## WORK TO COMPLETE
Report how many lines in the following entries contain "test". Nothing else should be given.

## TASK MATERIAL
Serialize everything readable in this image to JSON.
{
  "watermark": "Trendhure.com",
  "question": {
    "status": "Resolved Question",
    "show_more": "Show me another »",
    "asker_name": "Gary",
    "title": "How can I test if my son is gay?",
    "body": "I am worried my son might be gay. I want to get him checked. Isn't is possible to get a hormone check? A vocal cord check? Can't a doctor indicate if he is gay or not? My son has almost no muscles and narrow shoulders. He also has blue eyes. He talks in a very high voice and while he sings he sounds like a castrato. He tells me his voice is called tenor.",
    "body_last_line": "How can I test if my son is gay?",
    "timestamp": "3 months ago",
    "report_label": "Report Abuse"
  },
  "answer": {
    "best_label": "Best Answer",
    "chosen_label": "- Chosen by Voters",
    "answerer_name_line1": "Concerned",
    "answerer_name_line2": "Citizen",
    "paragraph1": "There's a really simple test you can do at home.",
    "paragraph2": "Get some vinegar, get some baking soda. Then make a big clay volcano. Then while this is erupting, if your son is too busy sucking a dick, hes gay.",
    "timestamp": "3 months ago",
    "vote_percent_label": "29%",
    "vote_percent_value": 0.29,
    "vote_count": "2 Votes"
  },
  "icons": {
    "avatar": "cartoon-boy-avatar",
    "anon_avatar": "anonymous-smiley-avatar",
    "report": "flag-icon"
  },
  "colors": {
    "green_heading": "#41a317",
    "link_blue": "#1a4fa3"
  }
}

## WORKED SOLUTION
3